In an effort to prevent its electrical equipment from starting wildfires during a period of high winds and dry vegetation, PG&E called a public safety power shutoff event sometime before 3:00 p.m. PT on Oct. 23, which resulted in the loss of power to 27,837 customers in Sonoma County, including Geyserville and the surrounding area. During that event, distribution facilities in the area at issue were shut off but transmission lines remained energized.
"Those transmission lines were not deenergized because forecast weather conditions, particularly wind speeds, did not trigger the PSPS protocol," PG&E said in an Oct. 24 press release. "The wind speeds of concern for transmission lines are higher than those for distribution."
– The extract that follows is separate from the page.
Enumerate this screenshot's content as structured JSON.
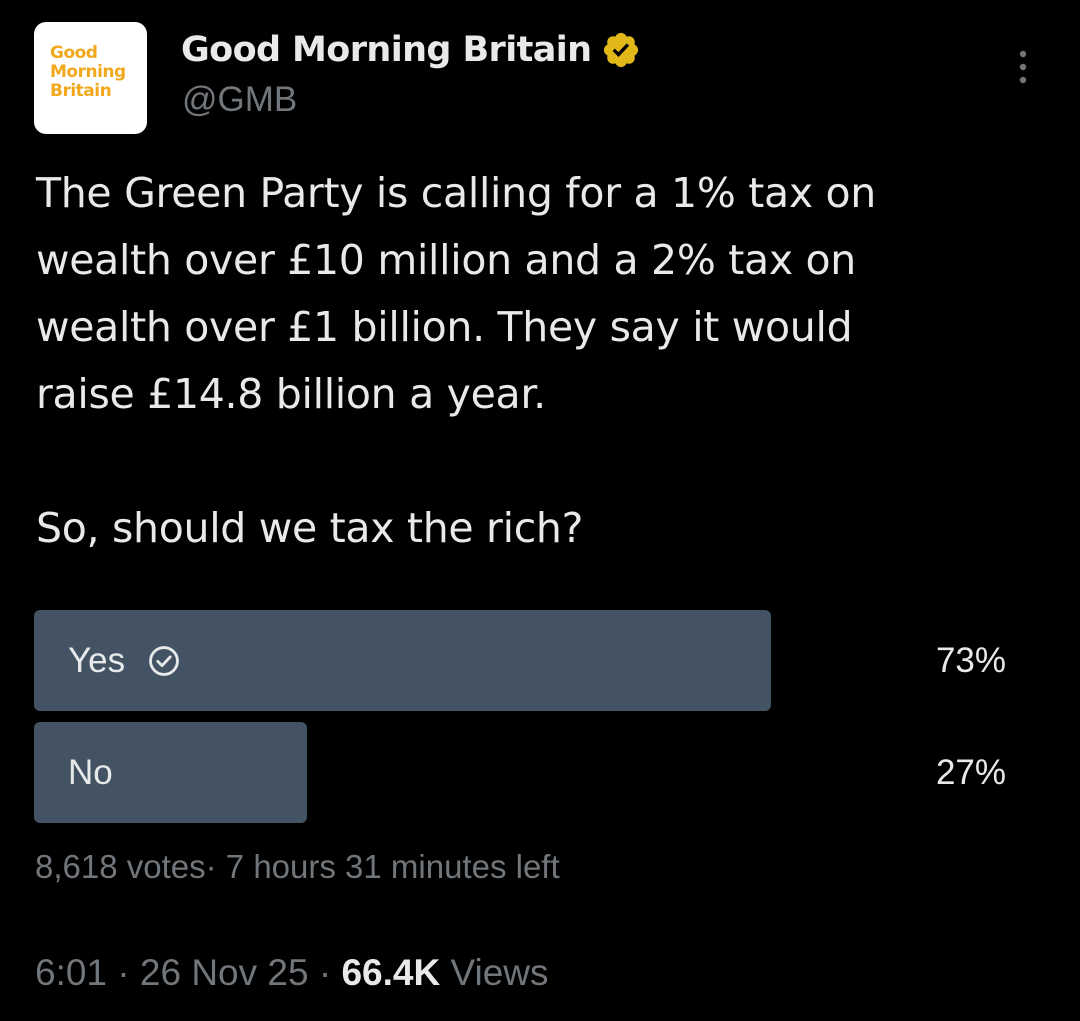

PG&E shut off power to 178,000 customers in 18 counties from the Sierra Foothills to the North Bay, as well as to San Mateo and Kern counties, late Oct. 23, but reported that by early Oct. 25, it had restored power to nearly 165,000 customers. Due to expected wind storms, more power shutoffs may be on the way starting late Oct. 26 through Oct. 28, and an estimated 680,000 customers could be without power in 32 counties across the state, according to PUC Executive Director Alice Stebbins.
PG&E is a subsidiary of PG&E Corp.